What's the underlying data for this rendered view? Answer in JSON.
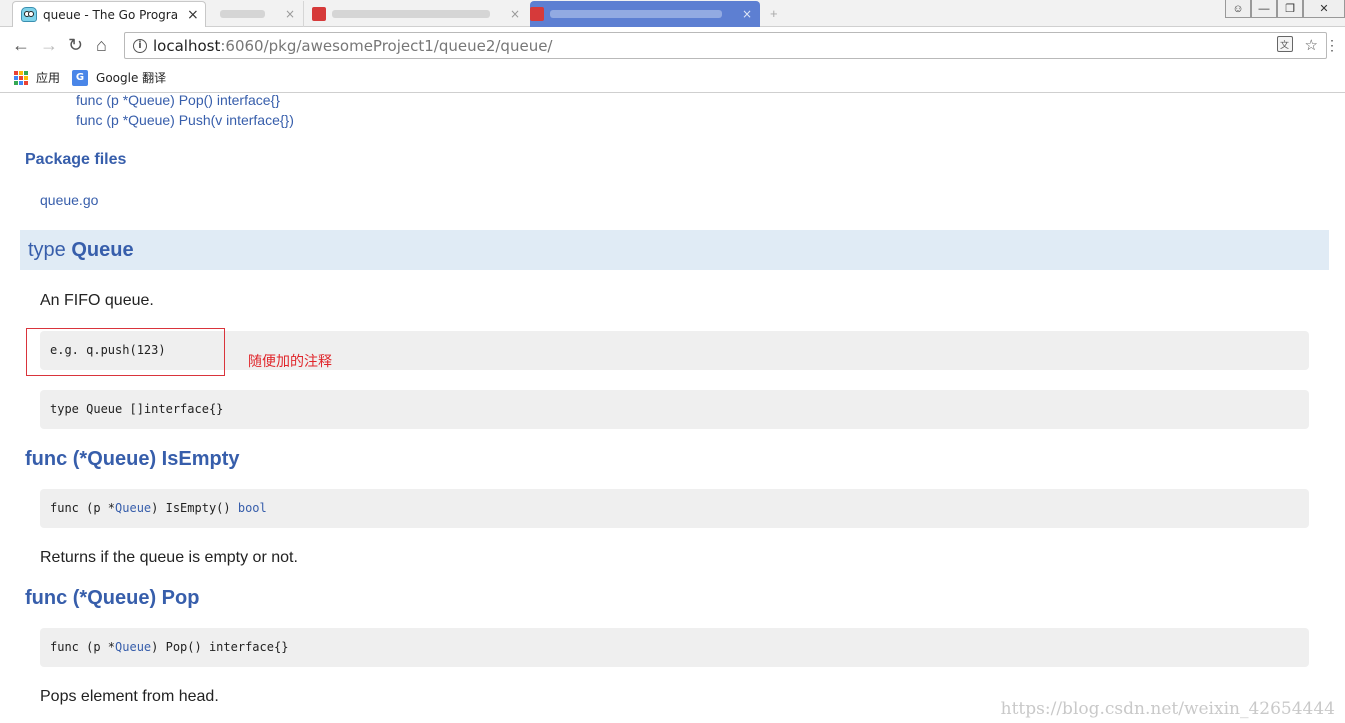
{
  "browser": {
    "tabs": [
      {
        "title": "queue - The Go Progra",
        "active": true
      },
      {
        "title": "",
        "active": false
      },
      {
        "title": "",
        "active": false
      },
      {
        "title": "",
        "active": false
      }
    ],
    "close_glyph": "×",
    "new_tab_glyph": "+",
    "window_controls": {
      "user": "☺",
      "minimize": "—",
      "maximize": "❐",
      "close": "✕"
    },
    "nav": {
      "back": "←",
      "forward": "→",
      "reload": "↻",
      "home": "⌂"
    },
    "url_host": "localhost",
    "url_rest": ":6060/pkg/awesomeProject1/queue2/queue/",
    "info_glyph": "i",
    "translate_glyph": "文",
    "star_glyph": "☆",
    "menu_glyph": "⋮",
    "bookmarks": {
      "apps_label": "应用",
      "google_translate_label": "Google 翻译",
      "g_glyph": "G"
    }
  },
  "index": {
    "items": [
      "func (p *Queue) Pop() interface{}",
      "func (p *Queue) Push(v interface{})"
    ]
  },
  "package_files": {
    "heading": "Package files",
    "file": "queue.go"
  },
  "type_queue": {
    "prefix": "type",
    "name": "Queue",
    "doc": "An FIFO queue.",
    "example_code": "e.g. q.push(123)",
    "annotation": "随便加的注释",
    "decl": "type Queue []interface{}"
  },
  "funcs": [
    {
      "heading": "func (*Queue) IsEmpty",
      "sig_pre": "func (p *",
      "sig_type": "Queue",
      "sig_mid": ") IsEmpty() ",
      "sig_ret": "bool",
      "doc": "Returns if the queue is empty or not."
    },
    {
      "heading": "func (*Queue) Pop",
      "sig_pre": "func (p *",
      "sig_type": "Queue",
      "sig_mid": ") Pop() interface{}",
      "sig_ret": "",
      "doc": "Pops element from head."
    }
  ],
  "watermark": "https://blog.csdn.net/weixin_42654444",
  "colors": {
    "link": "#375eab",
    "type_band": "#e0ebf5",
    "code_bg": "#efefef",
    "annotation_red": "#e0262b"
  }
}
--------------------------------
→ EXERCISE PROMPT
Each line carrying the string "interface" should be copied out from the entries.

→ RESPONSE BELOW
      "func (p *Queue) Pop() interface{}",
      "func (p *Queue) Push(v interface{})"
    "decl": "type Queue []interface{}"
      "sig_mid": ") Pop() interface{}",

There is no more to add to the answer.